◆ Task statement
Repeat the whole listing, keeping every word and every line intact.

◆ Information given
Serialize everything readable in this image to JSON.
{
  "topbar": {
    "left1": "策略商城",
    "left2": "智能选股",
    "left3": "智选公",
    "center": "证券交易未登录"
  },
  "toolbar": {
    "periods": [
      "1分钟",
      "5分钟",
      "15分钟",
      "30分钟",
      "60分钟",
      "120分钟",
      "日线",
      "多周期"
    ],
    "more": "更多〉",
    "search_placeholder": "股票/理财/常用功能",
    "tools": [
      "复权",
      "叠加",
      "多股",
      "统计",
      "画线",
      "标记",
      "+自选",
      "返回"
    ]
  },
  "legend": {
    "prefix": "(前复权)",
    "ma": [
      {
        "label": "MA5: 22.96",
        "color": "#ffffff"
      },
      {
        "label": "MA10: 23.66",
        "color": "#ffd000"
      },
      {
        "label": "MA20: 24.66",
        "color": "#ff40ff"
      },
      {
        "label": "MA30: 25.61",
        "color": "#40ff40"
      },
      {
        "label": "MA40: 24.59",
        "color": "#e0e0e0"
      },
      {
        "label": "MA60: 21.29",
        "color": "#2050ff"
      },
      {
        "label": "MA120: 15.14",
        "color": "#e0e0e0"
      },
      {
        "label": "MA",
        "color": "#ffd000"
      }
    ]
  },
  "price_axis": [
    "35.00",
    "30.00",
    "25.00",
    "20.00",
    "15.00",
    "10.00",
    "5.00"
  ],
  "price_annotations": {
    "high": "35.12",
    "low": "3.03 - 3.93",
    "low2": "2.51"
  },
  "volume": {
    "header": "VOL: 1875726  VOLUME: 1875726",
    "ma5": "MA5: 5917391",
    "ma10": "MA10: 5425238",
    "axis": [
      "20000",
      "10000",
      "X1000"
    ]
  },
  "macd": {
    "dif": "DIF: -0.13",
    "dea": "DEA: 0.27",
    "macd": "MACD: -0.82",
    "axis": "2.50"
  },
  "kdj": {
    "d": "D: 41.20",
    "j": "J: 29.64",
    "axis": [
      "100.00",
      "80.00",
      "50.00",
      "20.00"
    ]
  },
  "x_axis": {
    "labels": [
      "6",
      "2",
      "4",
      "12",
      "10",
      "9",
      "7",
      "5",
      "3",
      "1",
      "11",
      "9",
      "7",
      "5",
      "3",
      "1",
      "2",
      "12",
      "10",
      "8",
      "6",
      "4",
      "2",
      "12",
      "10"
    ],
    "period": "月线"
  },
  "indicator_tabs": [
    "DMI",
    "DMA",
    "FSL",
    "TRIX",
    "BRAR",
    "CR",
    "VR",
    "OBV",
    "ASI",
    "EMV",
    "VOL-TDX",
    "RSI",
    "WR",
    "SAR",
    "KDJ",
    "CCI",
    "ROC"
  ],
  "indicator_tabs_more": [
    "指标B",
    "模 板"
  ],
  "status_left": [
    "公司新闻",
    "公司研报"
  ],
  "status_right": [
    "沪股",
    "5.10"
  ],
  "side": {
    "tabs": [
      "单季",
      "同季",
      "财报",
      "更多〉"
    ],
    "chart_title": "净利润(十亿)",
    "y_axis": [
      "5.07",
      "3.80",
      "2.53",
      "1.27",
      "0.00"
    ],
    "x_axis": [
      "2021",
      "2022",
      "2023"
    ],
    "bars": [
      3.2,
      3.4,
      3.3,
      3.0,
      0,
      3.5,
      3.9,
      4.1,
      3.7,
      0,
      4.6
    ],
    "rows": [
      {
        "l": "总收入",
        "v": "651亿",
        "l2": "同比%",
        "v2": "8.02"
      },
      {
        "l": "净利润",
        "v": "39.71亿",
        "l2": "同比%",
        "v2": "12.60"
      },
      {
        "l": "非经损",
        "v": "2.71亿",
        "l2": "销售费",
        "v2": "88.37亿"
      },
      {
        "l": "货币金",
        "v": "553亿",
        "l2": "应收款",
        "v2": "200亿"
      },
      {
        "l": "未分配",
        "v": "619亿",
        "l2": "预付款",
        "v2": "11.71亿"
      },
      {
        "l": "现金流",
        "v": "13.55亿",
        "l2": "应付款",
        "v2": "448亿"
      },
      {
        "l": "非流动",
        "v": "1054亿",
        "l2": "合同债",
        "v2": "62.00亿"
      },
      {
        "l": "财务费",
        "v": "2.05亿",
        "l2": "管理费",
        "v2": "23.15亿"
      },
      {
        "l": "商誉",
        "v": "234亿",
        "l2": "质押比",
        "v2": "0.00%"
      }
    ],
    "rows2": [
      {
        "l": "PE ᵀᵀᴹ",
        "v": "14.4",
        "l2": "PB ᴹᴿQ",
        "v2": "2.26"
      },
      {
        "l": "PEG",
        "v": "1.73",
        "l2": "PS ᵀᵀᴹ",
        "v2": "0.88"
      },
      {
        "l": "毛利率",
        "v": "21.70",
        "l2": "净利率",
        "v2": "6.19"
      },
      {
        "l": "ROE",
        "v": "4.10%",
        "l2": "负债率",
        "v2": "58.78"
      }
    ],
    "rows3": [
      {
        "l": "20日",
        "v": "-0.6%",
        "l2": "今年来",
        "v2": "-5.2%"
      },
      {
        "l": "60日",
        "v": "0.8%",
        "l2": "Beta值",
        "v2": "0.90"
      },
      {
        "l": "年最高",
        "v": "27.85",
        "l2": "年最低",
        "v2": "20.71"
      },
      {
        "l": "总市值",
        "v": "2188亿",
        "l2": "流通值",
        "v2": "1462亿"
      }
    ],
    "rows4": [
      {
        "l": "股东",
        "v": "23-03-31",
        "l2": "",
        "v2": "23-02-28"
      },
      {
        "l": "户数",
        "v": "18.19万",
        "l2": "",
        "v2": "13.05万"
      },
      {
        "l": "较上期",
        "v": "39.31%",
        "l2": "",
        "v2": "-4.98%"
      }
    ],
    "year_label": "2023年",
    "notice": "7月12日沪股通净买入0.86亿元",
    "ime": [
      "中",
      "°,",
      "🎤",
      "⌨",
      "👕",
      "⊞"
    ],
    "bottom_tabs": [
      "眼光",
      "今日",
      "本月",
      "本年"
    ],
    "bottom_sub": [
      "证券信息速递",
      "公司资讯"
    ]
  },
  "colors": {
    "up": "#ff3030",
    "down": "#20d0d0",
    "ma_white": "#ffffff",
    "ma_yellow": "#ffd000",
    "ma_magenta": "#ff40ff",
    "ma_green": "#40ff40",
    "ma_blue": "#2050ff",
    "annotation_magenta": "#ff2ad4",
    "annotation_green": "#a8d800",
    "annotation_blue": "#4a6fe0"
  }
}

◆ Response below
Serialize everything readable in this image to JSON.
{
  "topbar": {
    "left1": "策略商城",
    "left2": "智能选股",
    "left3": "智选公",
    "center": "证券交易未登录"
  },
  "toolbar": {
    "periods": [
      "1分钟",
      "5分钟",
      "15分钟",
      "30分钟",
      "60分钟",
      "120分钟",
      "日线",
      "多周期"
    ],
    "more": "更多〉",
    "search_placeholder": "股票/理财/常用功能",
    "tools": [
      "复权",
      "叠加",
      "多股",
      "统计",
      "画线",
      "标记",
      "+自选",
      "返回"
    ]
  },
  "legend": {
    "prefix": "(前复权)",
    "ma": [
      {
        "label": "MA5: 22.96",
        "color": "#ffffff"
      },
      {
        "label": "MA10: 23.66",
        "color": "#ffd000"
      },
      {
        "label": "MA20: 24.66",
        "color": "#ff40ff"
      },
      {
        "label": "MA30: 25.61",
        "color": "#40ff40"
      },
      {
        "label": "MA40: 24.59",
        "color": "#e0e0e0"
      },
      {
        "label": "MA60: 21.29",
        "color": "#2050ff"
      },
      {
        "label": "MA120: 15.14",
        "color": "#e0e0e0"
      },
      {
        "label": "MA",
        "color": "#ffd000"
      }
    ]
  },
  "price_axis": [
    "35.00",
    "30.00",
    "25.00",
    "20.00",
    "15.00",
    "10.00",
    "5.00"
  ],
  "price_annotations": {
    "high": "35.12",
    "low": "3.03 - 3.93",
    "low2": "2.51"
  },
  "volume": {
    "header": "VOL: 1875726  VOLUME: 1875726",
    "ma5": "MA5: 5917391",
    "ma10": "MA10: 5425238",
    "axis": [
      "20000",
      "10000",
      "X1000"
    ]
  },
  "macd": {
    "dif": "DIF: -0.13",
    "dea": "DEA: 0.27",
    "macd": "MACD: -0.82",
    "axis": "2.50"
  },
  "kdj": {
    "d": "D: 41.20",
    "j": "J: 29.64",
    "axis": [
      "100.00",
      "80.00",
      "50.00",
      "20.00"
    ]
  },
  "x_axis": {
    "labels": [
      "6",
      "2",
      "4",
      "12",
      "10",
      "9",
      "7",
      "5",
      "3",
      "1",
      "11",
      "9",
      "7",
      "5",
      "3",
      "1",
      "2",
      "12",
      "10",
      "8",
      "6",
      "4",
      "2",
      "12",
      "10"
    ],
    "period": "月线"
  },
  "indicator_tabs": [
    "DMI",
    "DMA",
    "FSL",
    "TRIX",
    "BRAR",
    "CR",
    "VR",
    "OBV",
    "ASI",
    "EMV",
    "VOL-TDX",
    "RSI",
    "WR",
    "SAR",
    "KDJ",
    "CCI",
    "ROC"
  ],
  "indicator_tabs_more": [
    "指标B",
    "模 板"
  ],
  "status_left": [
    "公司新闻",
    "公司研报"
  ],
  "status_right": [
    "沪股",
    "5.10"
  ],
  "side": {
    "tabs": [
      "单季",
      "同季",
      "财报",
      "更多〉"
    ],
    "chart_title": "净利润(十亿)",
    "y_axis": [
      "5.07",
      "3.80",
      "2.53",
      "1.27",
      "0.00"
    ],
    "x_axis": [
      "2021",
      "2022",
      "2023"
    ],
    "bars": [
      3.2,
      3.4,
      3.3,
      3.0,
      0,
      3.5,
      3.9,
      4.1,
      3.7,
      0,
      4.6
    ],
    "rows": [
      {
        "l": "总收入",
        "v": "651亿",
        "l2": "同比%",
        "v2": "8.02"
      },
      {
        "l": "净利润",
        "v": "39.71亿",
        "l2": "同比%",
        "v2": "12.60"
      },
      {
        "l": "非经损",
        "v": "2.71亿",
        "l2": "销售费",
        "v2": "88.37亿"
      },
      {
        "l": "货币金",
        "v": "553亿",
        "l2": "应收款",
        "v2": "200亿"
      },
      {
        "l": "未分配",
        "v": "619亿",
        "l2": "预付款",
        "v2": "11.71亿"
      },
      {
        "l": "现金流",
        "v": "13.55亿",
        "l2": "应付款",
        "v2": "448亿"
      },
      {
        "l": "非流动",
        "v": "1054亿",
        "l2": "合同债",
        "v2": "62.00亿"
      },
      {
        "l": "财务费",
        "v": "2.05亿",
        "l2": "管理费",
        "v2": "23.15亿"
      },
      {
        "l": "商誉",
        "v": "234亿",
        "l2": "质押比",
        "v2": "0.00%"
      }
    ],
    "rows2": [
      {
        "l": "PE ᵀᵀᴹ",
        "v": "14.4",
        "l2": "PB ᴹᴿQ",
        "v2": "2.26"
      },
      {
        "l": "PEG",
        "v": "1.73",
        "l2": "PS ᵀᵀᴹ",
        "v2": "0.88"
      },
      {
        "l": "毛利率",
        "v": "21.70",
        "l2": "净利率",
        "v2": "6.19"
      },
      {
        "l": "ROE",
        "v": "4.10%",
        "l2": "负债率",
        "v2": "58.78"
      }
    ],
    "rows3": [
      {
        "l": "20日",
        "v": "-0.6%",
        "l2": "今年来",
        "v2": "-5.2%"
      },
      {
        "l": "60日",
        "v": "0.8%",
        "l2": "Beta值",
        "v2": "0.90"
      },
      {
        "l": "年最高",
        "v": "27.85",
        "l2": "年最低",
        "v2": "20.71"
      },
      {
        "l": "总市值",
        "v": "2188亿",
        "l2": "流通值",
        "v2": "1462亿"
      }
    ],
    "rows4": [
      {
        "l": "股东",
        "v": "23-03-31",
        "l2": "",
        "v2": "23-02-28"
      },
      {
        "l": "户数",
        "v": "18.19万",
        "l2": "",
        "v2": "13.05万"
      },
      {
        "l": "较上期",
        "v": "39.31%",
        "l2": "",
        "v2": "-4.98%"
      }
    ],
    "year_label": "2023年",
    "notice": "7月12日沪股通净买入0.86亿元",
    "ime": [
      "中",
      "°,",
      "🎤",
      "⌨",
      "👕",
      "⊞"
    ],
    "bottom_tabs": [
      "眼光",
      "今日",
      "本月",
      "本年"
    ],
    "bottom_sub": [
      "证券信息速递",
      "公司资讯"
    ]
  },
  "colors": {
    "up": "#ff3030",
    "down": "#20d0d0",
    "ma_white": "#ffffff",
    "ma_yellow": "#ffd000",
    "ma_magenta": "#ff40ff",
    "ma_green": "#40ff40",
    "ma_blue": "#2050ff",
    "annotation_magenta": "#ff2ad4",
    "annotation_green": "#a8d800",
    "annotation_blue": "#4a6fe0"
  }
}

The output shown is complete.